Which lines of the entries below contain the string "Reversal"? Copy each one.
- - -
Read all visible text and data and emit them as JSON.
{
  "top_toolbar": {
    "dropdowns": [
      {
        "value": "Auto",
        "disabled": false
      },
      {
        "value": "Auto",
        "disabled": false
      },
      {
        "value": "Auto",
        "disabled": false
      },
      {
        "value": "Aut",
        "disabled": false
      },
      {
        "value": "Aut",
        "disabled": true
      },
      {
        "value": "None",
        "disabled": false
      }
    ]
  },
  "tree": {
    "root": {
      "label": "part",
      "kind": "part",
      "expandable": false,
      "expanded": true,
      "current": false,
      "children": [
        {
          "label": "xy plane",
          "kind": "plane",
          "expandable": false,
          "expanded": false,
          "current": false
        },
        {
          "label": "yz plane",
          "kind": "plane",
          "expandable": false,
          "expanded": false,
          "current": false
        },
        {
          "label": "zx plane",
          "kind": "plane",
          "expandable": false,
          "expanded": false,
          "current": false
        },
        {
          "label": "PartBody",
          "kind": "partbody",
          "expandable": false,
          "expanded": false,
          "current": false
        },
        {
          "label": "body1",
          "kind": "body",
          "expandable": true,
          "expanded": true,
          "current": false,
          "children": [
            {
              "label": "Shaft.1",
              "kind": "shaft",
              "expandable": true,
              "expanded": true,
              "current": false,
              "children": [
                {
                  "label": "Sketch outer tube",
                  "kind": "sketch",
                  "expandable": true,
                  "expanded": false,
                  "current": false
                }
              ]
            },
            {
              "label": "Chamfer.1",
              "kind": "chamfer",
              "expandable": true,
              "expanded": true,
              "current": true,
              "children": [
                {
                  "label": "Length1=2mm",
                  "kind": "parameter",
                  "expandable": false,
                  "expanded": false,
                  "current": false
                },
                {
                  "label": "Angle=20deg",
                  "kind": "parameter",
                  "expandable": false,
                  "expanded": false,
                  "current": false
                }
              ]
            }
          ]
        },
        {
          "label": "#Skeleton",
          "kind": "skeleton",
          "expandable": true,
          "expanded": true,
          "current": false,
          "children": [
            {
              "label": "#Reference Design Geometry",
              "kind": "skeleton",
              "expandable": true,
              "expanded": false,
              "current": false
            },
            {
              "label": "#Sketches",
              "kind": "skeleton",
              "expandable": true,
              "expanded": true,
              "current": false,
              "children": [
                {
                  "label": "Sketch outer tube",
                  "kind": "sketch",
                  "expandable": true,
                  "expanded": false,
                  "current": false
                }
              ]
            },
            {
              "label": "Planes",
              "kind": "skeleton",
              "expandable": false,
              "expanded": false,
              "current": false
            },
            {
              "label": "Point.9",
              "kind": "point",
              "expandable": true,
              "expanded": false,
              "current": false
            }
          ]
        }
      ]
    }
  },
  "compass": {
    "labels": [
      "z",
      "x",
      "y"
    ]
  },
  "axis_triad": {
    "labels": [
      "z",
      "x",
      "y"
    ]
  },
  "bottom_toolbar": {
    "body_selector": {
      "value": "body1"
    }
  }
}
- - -
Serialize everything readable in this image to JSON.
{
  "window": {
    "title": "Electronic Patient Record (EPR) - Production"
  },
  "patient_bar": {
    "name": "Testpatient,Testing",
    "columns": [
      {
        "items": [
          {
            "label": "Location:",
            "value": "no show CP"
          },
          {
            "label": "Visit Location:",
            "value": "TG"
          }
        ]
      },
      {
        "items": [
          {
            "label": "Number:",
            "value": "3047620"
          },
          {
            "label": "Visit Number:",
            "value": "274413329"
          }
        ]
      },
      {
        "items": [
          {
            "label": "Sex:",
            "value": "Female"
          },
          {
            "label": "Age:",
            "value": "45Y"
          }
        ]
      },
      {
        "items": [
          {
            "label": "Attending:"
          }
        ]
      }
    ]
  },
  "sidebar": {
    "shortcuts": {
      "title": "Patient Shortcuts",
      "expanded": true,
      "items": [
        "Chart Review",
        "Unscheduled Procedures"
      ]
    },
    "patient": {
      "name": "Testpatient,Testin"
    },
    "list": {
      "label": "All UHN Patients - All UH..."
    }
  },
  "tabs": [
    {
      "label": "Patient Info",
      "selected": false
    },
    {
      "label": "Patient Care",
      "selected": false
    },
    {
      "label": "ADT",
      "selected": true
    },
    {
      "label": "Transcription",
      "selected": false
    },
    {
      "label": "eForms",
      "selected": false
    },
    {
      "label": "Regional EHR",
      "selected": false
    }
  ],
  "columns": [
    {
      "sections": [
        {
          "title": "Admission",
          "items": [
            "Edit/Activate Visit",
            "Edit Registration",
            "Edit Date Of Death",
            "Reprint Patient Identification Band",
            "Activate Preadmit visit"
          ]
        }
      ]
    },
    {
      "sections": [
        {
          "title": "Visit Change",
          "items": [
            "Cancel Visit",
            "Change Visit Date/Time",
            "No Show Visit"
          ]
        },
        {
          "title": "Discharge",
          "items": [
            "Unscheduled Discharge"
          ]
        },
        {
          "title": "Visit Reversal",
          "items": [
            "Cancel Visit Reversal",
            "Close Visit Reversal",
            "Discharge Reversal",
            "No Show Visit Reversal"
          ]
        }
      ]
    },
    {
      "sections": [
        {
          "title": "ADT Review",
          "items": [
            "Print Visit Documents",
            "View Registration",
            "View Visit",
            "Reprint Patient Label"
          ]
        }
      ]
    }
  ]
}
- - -
RESULT:
          "title": "Visit Reversal",
            "Cancel Visit Reversal",
            "Close Visit Reversal",
            "Discharge Reversal",
            "No Show Visit Reversal"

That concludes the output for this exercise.